**Records from a data source**
┄┄┄┄┄┄┄┄┄┄
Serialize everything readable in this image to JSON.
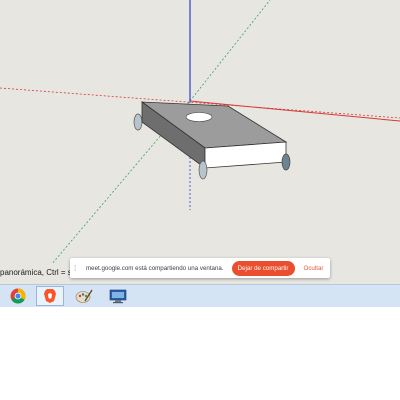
{
  "status_bar": {
    "text": "panorámica, Ctrl = su"
  },
  "share_bar": {
    "message": "meet.google.com está compartiendo una ventana.",
    "stop_label": "Dejar de compartir",
    "hide_label": "Ocultar"
  },
  "taskbar": {
    "items": [
      {
        "icon": "chrome-icon"
      },
      {
        "icon": "brave-icon"
      },
      {
        "icon": "paint-icon"
      },
      {
        "icon": "remote-desktop-icon"
      }
    ]
  },
  "colors": {
    "viewport_bg": "#e8e6e1",
    "axis_red": "#d63a3a",
    "axis_green": "#3aa35a",
    "axis_blue": "#2a3fc9",
    "stop_button": "#ea4e2e",
    "taskbar_bg": "#d5e4f4"
  }
}
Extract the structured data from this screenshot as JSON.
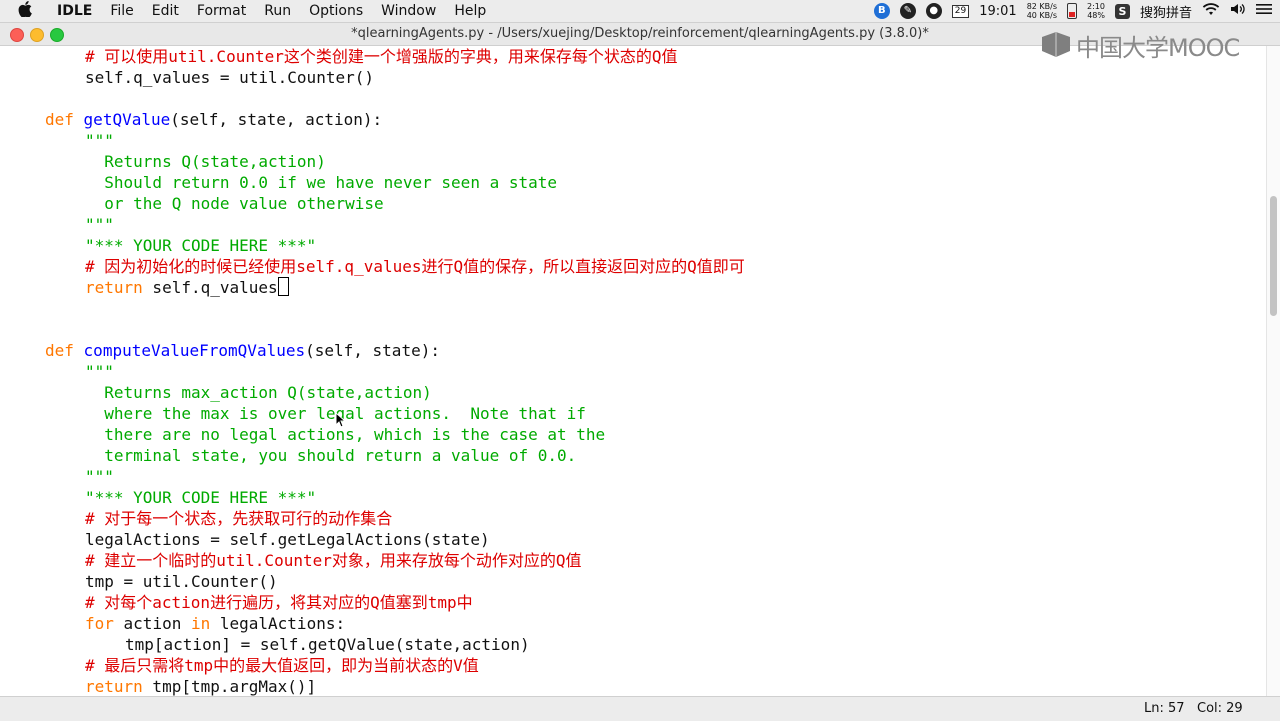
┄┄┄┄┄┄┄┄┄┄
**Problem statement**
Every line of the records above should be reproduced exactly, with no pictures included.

**Answer to this exercise**
Serialize everything readable in this image to JSON.
{
  "status_bar": {
    "text": "panorámica, Ctrl = su"
  },
  "share_bar": {
    "message": "meet.google.com está compartiendo una ventana.",
    "stop_label": "Dejar de compartir",
    "hide_label": "Ocultar"
  },
  "taskbar": {
    "items": [
      {
        "icon": "chrome-icon"
      },
      {
        "icon": "brave-icon"
      },
      {
        "icon": "paint-icon"
      },
      {
        "icon": "remote-desktop-icon"
      }
    ]
  },
  "colors": {
    "viewport_bg": "#e8e6e1",
    "axis_red": "#d63a3a",
    "axis_green": "#3aa35a",
    "axis_blue": "#2a3fc9",
    "stop_button": "#ea4e2e",
    "taskbar_bg": "#d5e4f4"
  }
}
Extract the structured data from this screenshot as JSON.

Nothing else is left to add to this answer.